IRS unveils ‘voluntary disclosure program’ for businesses duped by pandemic-era tax credit

The IRS has unveiled a “voluntary disclosure program” for businesses that claimed a pandemic-era tax credit in error and want to pay the money back.

Worth thousands per employee, the employee retention tax credit, or ERC, was designed to support small businesses affected by the Covid-19 pandemic. The lucrative tax break sparked a cottage industry of firms pushing employers to wrongly claim the credit. 

The IRS unveiled a “special withdrawal process” for companies with pending claims in September. The new voluntary disclosure program offers applicants the chance to repay credits received at a 20% discount to cover third-party promoter fees.  

However, it’s a “limited-time offer,” IRS Commissioner Danny Werfel said during a press call Thursday. The deadline to apply to the voluntary disclosure program is March 22, 2024.

More from Personal Finance:
More couples pick ‘DINK’ lifestyle. How that changes their finances
IRS waives $1 billion in penalties. Here’s how qualifies
3 year-end investment tax tips from top-ranked financial advisors

“We urge employee retention credit recipients who think they were misled by promoters to review these special programs, including either the disclosure program or the withdrawal option, depending on their situation,” Werfel said.

The new program comes roughly two weeks after the IRS announced it’s sending more than 20,000 ERC rejection letters to taxpayers as part of its crackdown on “dubious” filings. 


Weekly advice on managing your money


Get this delivered to your inbox, and more info about about our products and services.
By signing up for newsletters, you are agreeing to our Terms of Use and Privacy Policy.

Werfel said the IRS is sending another round of letters to companies that wrongly received the ERC and those taxpayers will not be eligible for the voluntary disclosure program.

“It’s for those that have received the claim, or received their credit, and have not yet heard from the IRS,” he said.

To qualify for the program, companies must provide the IRS with contact information for any advisors or tax preparers who assisted them with the erroneous claim, along with details about the services.  

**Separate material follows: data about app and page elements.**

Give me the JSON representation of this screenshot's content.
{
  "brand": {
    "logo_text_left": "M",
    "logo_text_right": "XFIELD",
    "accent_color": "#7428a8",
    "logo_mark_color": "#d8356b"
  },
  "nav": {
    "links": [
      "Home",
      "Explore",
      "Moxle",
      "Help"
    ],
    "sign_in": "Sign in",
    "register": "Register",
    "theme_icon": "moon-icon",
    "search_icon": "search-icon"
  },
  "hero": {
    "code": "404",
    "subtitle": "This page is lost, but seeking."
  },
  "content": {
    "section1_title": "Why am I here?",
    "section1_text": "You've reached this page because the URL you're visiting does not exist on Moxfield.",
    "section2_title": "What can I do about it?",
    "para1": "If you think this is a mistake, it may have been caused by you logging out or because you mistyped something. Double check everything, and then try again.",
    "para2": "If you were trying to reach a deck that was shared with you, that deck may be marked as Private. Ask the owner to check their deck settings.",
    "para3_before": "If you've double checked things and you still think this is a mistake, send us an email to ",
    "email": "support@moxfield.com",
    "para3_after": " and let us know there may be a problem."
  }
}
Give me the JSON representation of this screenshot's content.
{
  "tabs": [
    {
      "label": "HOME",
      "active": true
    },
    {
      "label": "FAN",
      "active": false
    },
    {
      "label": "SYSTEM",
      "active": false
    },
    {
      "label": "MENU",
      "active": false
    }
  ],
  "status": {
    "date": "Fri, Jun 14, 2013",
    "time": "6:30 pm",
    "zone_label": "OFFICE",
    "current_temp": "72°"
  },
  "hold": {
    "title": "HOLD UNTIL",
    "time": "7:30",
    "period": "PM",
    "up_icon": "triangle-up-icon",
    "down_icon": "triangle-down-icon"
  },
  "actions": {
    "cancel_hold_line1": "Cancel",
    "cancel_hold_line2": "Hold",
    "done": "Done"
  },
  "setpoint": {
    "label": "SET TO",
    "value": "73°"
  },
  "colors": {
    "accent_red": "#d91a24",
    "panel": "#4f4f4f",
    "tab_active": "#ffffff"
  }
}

Leave a Reply

Your email address will not be published. Required fields are marked *